This event will be in-person only for Columbia University Affiliates and will not offer a Zoom option
Bruno Averbeck, PhD
Laboratory of Neuropsychology
Neural dynamics underlying decision making in prefrontal cortex
In this talk I will discuss recent work from our group, in which we are using analysis of neural dynamics to generate insight into the neural computations underlying decision making in the monkey. I will focus on two experiments, both of which are based on high-channel count (768 channels) recordings in prefrontal cortex. In the first experiment, I will discuss neural correlates of reversal learning in prefrontal cortex. In the reversal learning task, monkeys were trained to learn which of two novel choice options was more frequently rewarded. After this acquisition period, the choice-reward outcome relationship was switched, such that the less rewarded option became more rewarded, and vice-versa. The monkeys were highly trained, and therefore they came to expect the reversal. We found that they switched preferences when they detected the reversal, rather than using a slower reinforcement learning value updating process. When they switched their preference, we found a distinct signal in prefrontal cortex population activity that reflected inference of the reversal. In the second experiment, we examined decision making in a temporal-discounting task in which monkeys had to accept or reject offers of rewards of different sizes, at different delays. We examined the neural dynamics underlying the choice process, using a two-well attractor model fit to neural activity. We found that the attractor model accounted for the choice process better than an integrator model, and that the depth of the attractor basin reflected the consistency of the choice. Overall, these experiments show the advantages of using high-channel count recordings to understand the neural dynamics underlying choice processes.
Host(s): Jacqueline Gottlieb (Faculty) and Yuhao (Leo) Jin (Graduate Student).
Please contact [email protected] with any questions.

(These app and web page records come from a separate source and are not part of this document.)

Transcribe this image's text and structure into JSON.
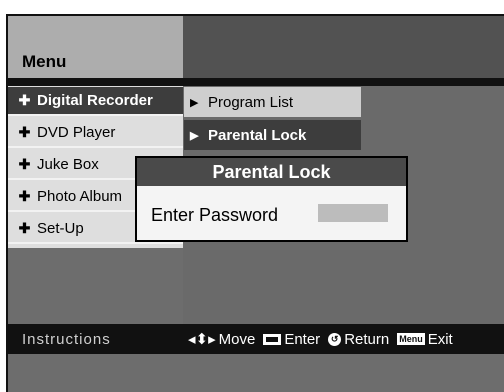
{
  "header": {
    "title": "Menu"
  },
  "menu": {
    "items": [
      {
        "label": "Digital Recorder",
        "active": true
      },
      {
        "label": "DVD Player",
        "active": false
      },
      {
        "label": "Juke Box",
        "active": false
      },
      {
        "label": "Photo Album",
        "active": false
      },
      {
        "label": "Set-Up",
        "active": false
      }
    ]
  },
  "submenu": {
    "items": [
      {
        "label": "Program List",
        "active": false
      },
      {
        "label": "Parental Lock",
        "active": true
      }
    ]
  },
  "popup": {
    "title": "Parental Lock",
    "label": "Enter Password",
    "password_value": ""
  },
  "instructions": {
    "label": "Instructions",
    "move_label": "Move",
    "enter_label": "Enter",
    "return_label": "Return",
    "menu_key": "Menu",
    "exit_label": "Exit",
    "move_icon": "◂⬍▸",
    "return_icon": "↺"
  },
  "colors": {
    "active_bg": "#3d3d3d",
    "menu_bg": "#dedede",
    "panel_bg": "#6a6a6a",
    "bar_bg": "#111111"
  }
}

The Columbia Neuroscience Seminar series is a collaborative effort of Columbia's Zuckerman Institute, the Department of Neuroscience, the Doctoral Program in Neurobiology and Behavior and the Columbia Translational Neuroscience Initiative, and with support from the Kavli Institute for Brain Science.